What’s still not entirely clear with these requirements? Gain rating on many antennas, namely verticals, has been discouraged as it is hard to prove based on the mounting and radial systems. Gain is not published for many antennas. Now needed as part of calculations, hams are between a rock and a hard-place not having that information.
Absorption calculations of HTs are fairly complicated and responsibility of the manufacturer. It is unknown, though, what needs to be completed if the radio is modified, such as using a 3rd party aftermarket antenna.
There remains some confusion if “minimum safe distance” is from the center/feed point of the antenna or any part of the antenna. Those who have previously worked with these calculations indicate it is any radiating part of the antenna structure.
The ARRL has updated their RF Exposure page with more links and resources. Ed Hare – W1RFI wrote an article for the September 2021 edition of QST. He describes how to determine exception status and how to use the ARRL’s new RF Exposure calculator. Ed is the author of the out-of-print book but available as a PDF, RF Exposure and You.
Remember, evaluations (exceptions or calculations) need to be performed by May 3, 2023. New stations or ones with significant changes (power output, antenna type, operating on a new band, operating with a new mode) all require an assessment be completed before operating.
Earlier this month, the FCC announced the winning bidders from its 5G spectrum auction of the 3.45 GHz band. The auction, which was structured to be “diverse” and have competition front of mind, was the highest grossing auction in the FCC’s history at $22.5 trillion. The entire allocation for ham radio wasn’t lost (yet) as 3.3 – 3.5 GHz was the ham radio allocation with 3.45-3.5 GHz being the subject of the auction.
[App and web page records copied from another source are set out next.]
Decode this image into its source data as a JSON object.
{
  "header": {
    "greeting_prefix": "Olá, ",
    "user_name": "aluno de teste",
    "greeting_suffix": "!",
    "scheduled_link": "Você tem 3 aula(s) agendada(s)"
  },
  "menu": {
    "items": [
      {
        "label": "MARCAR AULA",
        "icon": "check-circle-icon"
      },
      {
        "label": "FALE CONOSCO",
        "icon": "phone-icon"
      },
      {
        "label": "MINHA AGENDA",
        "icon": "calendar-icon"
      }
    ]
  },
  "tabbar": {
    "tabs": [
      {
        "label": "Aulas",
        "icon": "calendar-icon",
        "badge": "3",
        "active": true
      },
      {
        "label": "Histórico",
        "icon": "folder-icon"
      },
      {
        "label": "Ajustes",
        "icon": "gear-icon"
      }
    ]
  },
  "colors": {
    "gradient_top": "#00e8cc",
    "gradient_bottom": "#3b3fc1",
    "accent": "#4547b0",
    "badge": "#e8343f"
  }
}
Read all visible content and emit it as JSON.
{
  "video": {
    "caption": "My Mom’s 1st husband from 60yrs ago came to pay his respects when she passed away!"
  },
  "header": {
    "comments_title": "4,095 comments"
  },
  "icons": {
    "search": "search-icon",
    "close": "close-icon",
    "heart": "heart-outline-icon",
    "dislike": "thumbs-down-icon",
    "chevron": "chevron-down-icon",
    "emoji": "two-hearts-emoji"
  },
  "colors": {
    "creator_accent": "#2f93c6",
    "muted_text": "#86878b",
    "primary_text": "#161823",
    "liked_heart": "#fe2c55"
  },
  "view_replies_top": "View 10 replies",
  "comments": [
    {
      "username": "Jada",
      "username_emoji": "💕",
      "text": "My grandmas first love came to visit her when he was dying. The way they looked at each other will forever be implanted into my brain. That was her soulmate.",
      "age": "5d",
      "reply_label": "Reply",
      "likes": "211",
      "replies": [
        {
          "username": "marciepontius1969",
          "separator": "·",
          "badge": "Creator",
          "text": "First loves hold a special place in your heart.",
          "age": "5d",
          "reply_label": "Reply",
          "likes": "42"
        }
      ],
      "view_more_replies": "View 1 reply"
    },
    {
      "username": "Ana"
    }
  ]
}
Even though the spectrum was used mostly by AREDN mesh, hams didn’t have much of a justification for that spectrum. We don’t stand a chance as a group of hobbyists against $22.5 trillion as part of a money grab in the name of “competition.” Use it or lose it. We kinda used it and still lost it. Please consider supporting the ARRL Spectrum Defense Fund and projects that are justifying use of our spectrum.
Over the holidays, we lost two hams that were close to me and very active in the amateur radio community. William G. “Hoot” Gibson – WB8VUL was a long-standing member of the Wood County Amateur Radio Club. He held many positions in the club, was always participating in actives and promoting the club. Being a BGSU grad, he was always asking me about the university and how school was going. I would ask him how they used to do things and he would talk about history, which I always found fascinating. I enjoyed his stories and advice.
Thomas A. Bishop – W8TAB was in a long-time battle with cancer. In our last E-mail exchange, he was not doing well and trying to manage. Tom was an alum of Westlake High School, as am I. He was fortunate enough to be part of the ham radio club which, unfortunately, was long gone by the time I roamed the halls. We were both in broadcasting and loved technology. He always had time to chat.
Both will be greatly missed.
Thanks for reading and 73… de Jeff – K8JTK
CORRECTION since publication: I incorrectly stated the 3.45 GHz band spectrum auction amount. It should have been $22.5 billion, not trillion. An update is included in next month’s article.